“Pennsylvania’s public natural resources are the common property of all the people, including generations yet to come. As trustee of these resources, the commonwealth shall conserve and maintain them for the benefit of all the people.” – The Constitution of the Commonwealth of Pennsylvania, Article I, Section 27 With service to the citizens of the Commonwealth as an institutional commitment, we embrace the challenge articulated so clearly in our Constitution. Climate change is recognized worldwide as one of the most important issues of our time, and Penn State will be a leader in addressing and solving this challenge. In addition, with a projected global human population of 8 billion by 2040, food and water consumption is expected to increase by 50 percent, and energy requirements by even more. Urgent research, development, and implementation needs exist regarding water, energy and food, and there are even more pressing challenges in effectively, ethically, economically, and sustainably managing the interactions among them (for example, energy consumption for water desalination, or the use of crops for biofuels). Because of Penn State’s expertise and resources, including its extension program, profound opportunities exist for the University to lead by example and address these challenges in economical and sustainable ways that respect, protect, and adapt to the environment for future generations and set the stage for future national and global priority setting.

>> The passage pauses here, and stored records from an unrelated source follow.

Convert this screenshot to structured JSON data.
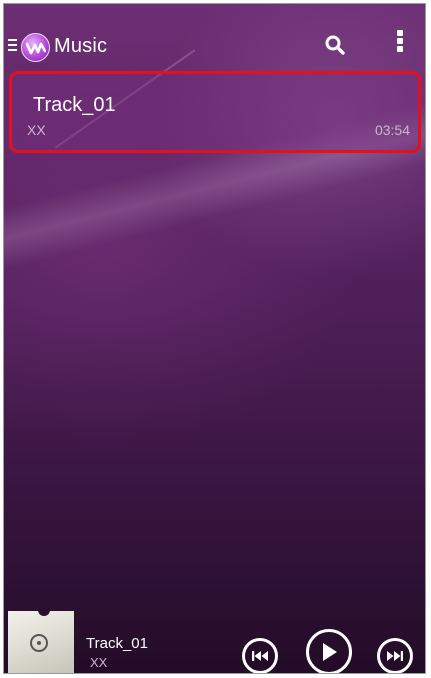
{
  "header": {
    "app_title": "Music",
    "menu_icon": "hamburger-menu-icon",
    "logo_icon": "walkman-logo-icon",
    "search_icon": "search-icon",
    "more_icon": "more-vertical-icon"
  },
  "tracks": [
    {
      "title": "Track_01",
      "artist": "XX",
      "duration": "03:54",
      "highlighted": true
    }
  ],
  "player": {
    "title": "Track_01",
    "artist": "XX",
    "prev_icon": "skip-previous-icon",
    "play_icon": "play-icon",
    "next_icon": "skip-next-icon"
  },
  "colors": {
    "background": "#4f1f59",
    "highlight_border": "#e4111b",
    "text_primary": "#ffffff",
    "text_secondary": "#cbb6cf"
  }
}
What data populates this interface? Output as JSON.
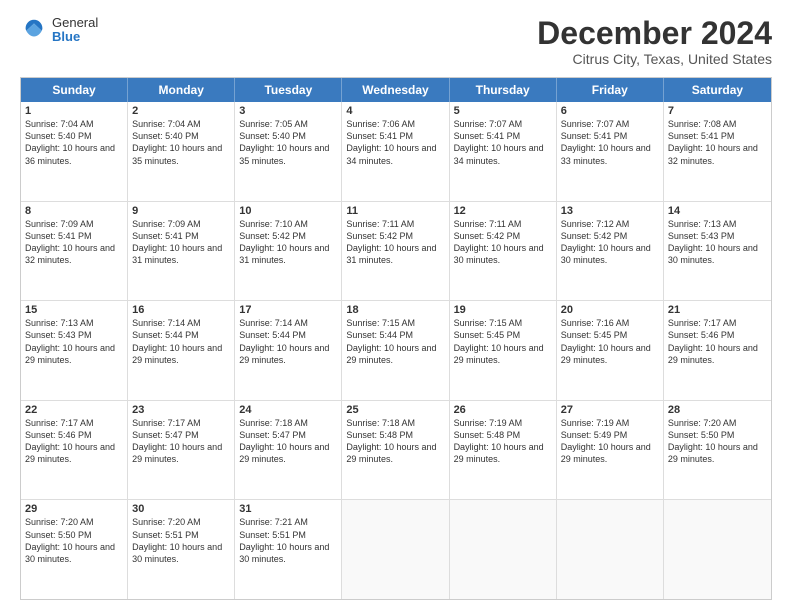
{
  "logo": {
    "general": "General",
    "blue": "Blue"
  },
  "title": "December 2024",
  "subtitle": "Citrus City, Texas, United States",
  "days": [
    "Sunday",
    "Monday",
    "Tuesday",
    "Wednesday",
    "Thursday",
    "Friday",
    "Saturday"
  ],
  "weeks": [
    [
      {
        "day": "1",
        "sunrise": "7:04 AM",
        "sunset": "5:40 PM",
        "daylight": "10 hours and 36 minutes."
      },
      {
        "day": "2",
        "sunrise": "7:04 AM",
        "sunset": "5:40 PM",
        "daylight": "10 hours and 35 minutes."
      },
      {
        "day": "3",
        "sunrise": "7:05 AM",
        "sunset": "5:40 PM",
        "daylight": "10 hours and 35 minutes."
      },
      {
        "day": "4",
        "sunrise": "7:06 AM",
        "sunset": "5:41 PM",
        "daylight": "10 hours and 34 minutes."
      },
      {
        "day": "5",
        "sunrise": "7:07 AM",
        "sunset": "5:41 PM",
        "daylight": "10 hours and 34 minutes."
      },
      {
        "day": "6",
        "sunrise": "7:07 AM",
        "sunset": "5:41 PM",
        "daylight": "10 hours and 33 minutes."
      },
      {
        "day": "7",
        "sunrise": "7:08 AM",
        "sunset": "5:41 PM",
        "daylight": "10 hours and 32 minutes."
      }
    ],
    [
      {
        "day": "8",
        "sunrise": "7:09 AM",
        "sunset": "5:41 PM",
        "daylight": "10 hours and 32 minutes."
      },
      {
        "day": "9",
        "sunrise": "7:09 AM",
        "sunset": "5:41 PM",
        "daylight": "10 hours and 31 minutes."
      },
      {
        "day": "10",
        "sunrise": "7:10 AM",
        "sunset": "5:42 PM",
        "daylight": "10 hours and 31 minutes."
      },
      {
        "day": "11",
        "sunrise": "7:11 AM",
        "sunset": "5:42 PM",
        "daylight": "10 hours and 31 minutes."
      },
      {
        "day": "12",
        "sunrise": "7:11 AM",
        "sunset": "5:42 PM",
        "daylight": "10 hours and 30 minutes."
      },
      {
        "day": "13",
        "sunrise": "7:12 AM",
        "sunset": "5:42 PM",
        "daylight": "10 hours and 30 minutes."
      },
      {
        "day": "14",
        "sunrise": "7:13 AM",
        "sunset": "5:43 PM",
        "daylight": "10 hours and 30 minutes."
      }
    ],
    [
      {
        "day": "15",
        "sunrise": "7:13 AM",
        "sunset": "5:43 PM",
        "daylight": "10 hours and 29 minutes."
      },
      {
        "day": "16",
        "sunrise": "7:14 AM",
        "sunset": "5:44 PM",
        "daylight": "10 hours and 29 minutes."
      },
      {
        "day": "17",
        "sunrise": "7:14 AM",
        "sunset": "5:44 PM",
        "daylight": "10 hours and 29 minutes."
      },
      {
        "day": "18",
        "sunrise": "7:15 AM",
        "sunset": "5:44 PM",
        "daylight": "10 hours and 29 minutes."
      },
      {
        "day": "19",
        "sunrise": "7:15 AM",
        "sunset": "5:45 PM",
        "daylight": "10 hours and 29 minutes."
      },
      {
        "day": "20",
        "sunrise": "7:16 AM",
        "sunset": "5:45 PM",
        "daylight": "10 hours and 29 minutes."
      },
      {
        "day": "21",
        "sunrise": "7:17 AM",
        "sunset": "5:46 PM",
        "daylight": "10 hours and 29 minutes."
      }
    ],
    [
      {
        "day": "22",
        "sunrise": "7:17 AM",
        "sunset": "5:46 PM",
        "daylight": "10 hours and 29 minutes."
      },
      {
        "day": "23",
        "sunrise": "7:17 AM",
        "sunset": "5:47 PM",
        "daylight": "10 hours and 29 minutes."
      },
      {
        "day": "24",
        "sunrise": "7:18 AM",
        "sunset": "5:47 PM",
        "daylight": "10 hours and 29 minutes."
      },
      {
        "day": "25",
        "sunrise": "7:18 AM",
        "sunset": "5:48 PM",
        "daylight": "10 hours and 29 minutes."
      },
      {
        "day": "26",
        "sunrise": "7:19 AM",
        "sunset": "5:48 PM",
        "daylight": "10 hours and 29 minutes."
      },
      {
        "day": "27",
        "sunrise": "7:19 AM",
        "sunset": "5:49 PM",
        "daylight": "10 hours and 29 minutes."
      },
      {
        "day": "28",
        "sunrise": "7:20 AM",
        "sunset": "5:50 PM",
        "daylight": "10 hours and 29 minutes."
      }
    ],
    [
      {
        "day": "29",
        "sunrise": "7:20 AM",
        "sunset": "5:50 PM",
        "daylight": "10 hours and 30 minutes."
      },
      {
        "day": "30",
        "sunrise": "7:20 AM",
        "sunset": "5:51 PM",
        "daylight": "10 hours and 30 minutes."
      },
      {
        "day": "31",
        "sunrise": "7:21 AM",
        "sunset": "5:51 PM",
        "daylight": "10 hours and 30 minutes."
      },
      null,
      null,
      null,
      null
    ]
  ]
}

Drive fundamental science relevant to critical problems.
The world faces pressing fundamental science and engineering questions, the solutions to which underpin the development of enabling technologies. Across a range of topics—water purification and desalination, energy recovery, genetic crop analysis, stress-tolerant food production, better understanding of the human microbiome, responsible energy production from unconventional gas and oil reserves, and many more—Penn State faculty will do the fundamental research necessary to help develop urgently needed new technologies.
Develop technologies for implementation.

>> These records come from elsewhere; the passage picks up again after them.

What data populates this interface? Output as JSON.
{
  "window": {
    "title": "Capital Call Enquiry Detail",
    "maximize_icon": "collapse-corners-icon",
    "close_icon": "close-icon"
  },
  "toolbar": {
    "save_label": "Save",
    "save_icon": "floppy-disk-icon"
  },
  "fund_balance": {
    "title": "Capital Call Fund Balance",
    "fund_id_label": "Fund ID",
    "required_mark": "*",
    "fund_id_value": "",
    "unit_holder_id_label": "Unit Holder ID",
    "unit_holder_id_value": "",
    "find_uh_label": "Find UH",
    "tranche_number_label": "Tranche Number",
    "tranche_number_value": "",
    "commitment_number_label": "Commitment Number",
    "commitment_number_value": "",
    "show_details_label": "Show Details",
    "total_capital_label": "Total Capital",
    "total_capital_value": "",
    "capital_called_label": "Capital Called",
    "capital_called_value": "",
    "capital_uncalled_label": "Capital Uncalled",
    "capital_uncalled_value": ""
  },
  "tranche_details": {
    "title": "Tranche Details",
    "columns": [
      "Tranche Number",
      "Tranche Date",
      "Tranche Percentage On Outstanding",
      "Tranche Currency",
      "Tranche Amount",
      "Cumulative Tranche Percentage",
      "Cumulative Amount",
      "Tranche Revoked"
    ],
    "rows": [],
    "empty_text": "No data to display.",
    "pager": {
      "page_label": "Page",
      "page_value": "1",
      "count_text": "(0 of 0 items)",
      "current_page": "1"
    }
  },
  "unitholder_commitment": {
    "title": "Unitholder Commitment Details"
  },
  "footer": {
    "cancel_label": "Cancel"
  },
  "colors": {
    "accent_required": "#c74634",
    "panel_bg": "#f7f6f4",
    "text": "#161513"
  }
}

Penn State will explore and pursue enabling physical, biological, agricultural science, and engineering technologies that encompass environmental, economic, policy, and sustainability considerations. They include water filtration and irrigation; power management; green building design; energy production, distribution, efficiency, and storage; and crop precision application, storage, and refrigeration.

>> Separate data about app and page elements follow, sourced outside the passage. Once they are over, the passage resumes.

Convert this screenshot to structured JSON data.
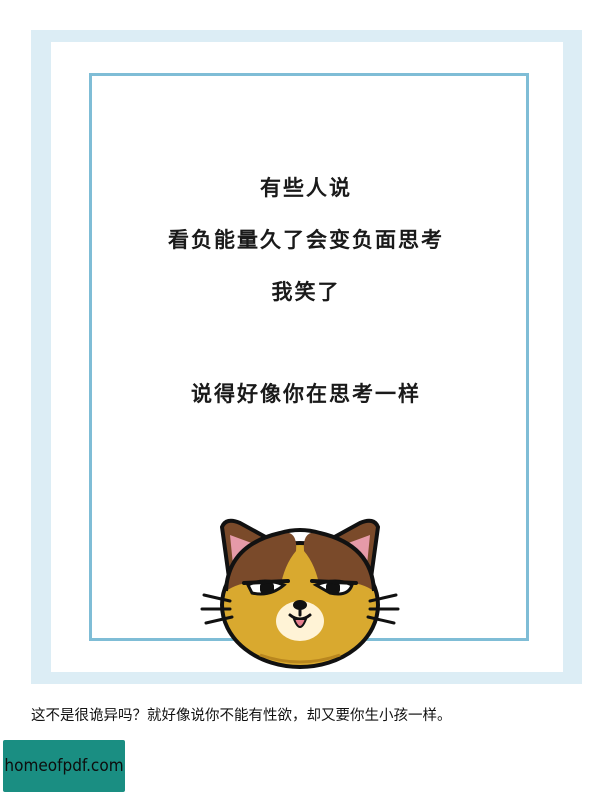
{
  "poster": {
    "lines": [
      "有些人说",
      "看负能量久了会变负面思考",
      "我笑了",
      "说得好像你在思考一样"
    ],
    "illustration_icon": "cat-face-icon",
    "colors": {
      "outer_border": "#dcedf5",
      "frame_border": "#7fbdd6",
      "text": "#1a1a1a"
    }
  },
  "caption": "这不是很诡异吗？就好像说你不能有性欲，却又要你生小孩一样。",
  "watermark": {
    "text": "homeofpdf.com",
    "background": "#1a8e82"
  }
}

Improve modeling capability.
Current and future indicators will be critical to identifying problems, establishing collaborative research and implementation priorities, tracking trends, and identifying leaders and best practices. Penn State will aim to provide predictive models of the water‐energy‐food triad that include interactions with environmental, economic, social, public policy, geological, geophysical, and climate-related systems.
Fully engage our research infrastructure.
Institutes, colleges, campuses, centers, laboratories, and libraries at Penn State offer personnel and unique infrastructure to address research opportunities related to stewarding Earth’s resources. All will have important roles in resolving fundamental, technological, and integrative questions associated with water, energy, and food.
Forge broad and relevant partnerships.
Research partnerships, funding sources, and end users are three stakeholder communities essential to making significant inroads against challenges related to water, energy, and food. Penn State will compile a comprehensive inventory of stakeholders (including industry, government, and international organizations) and engage them to drive success.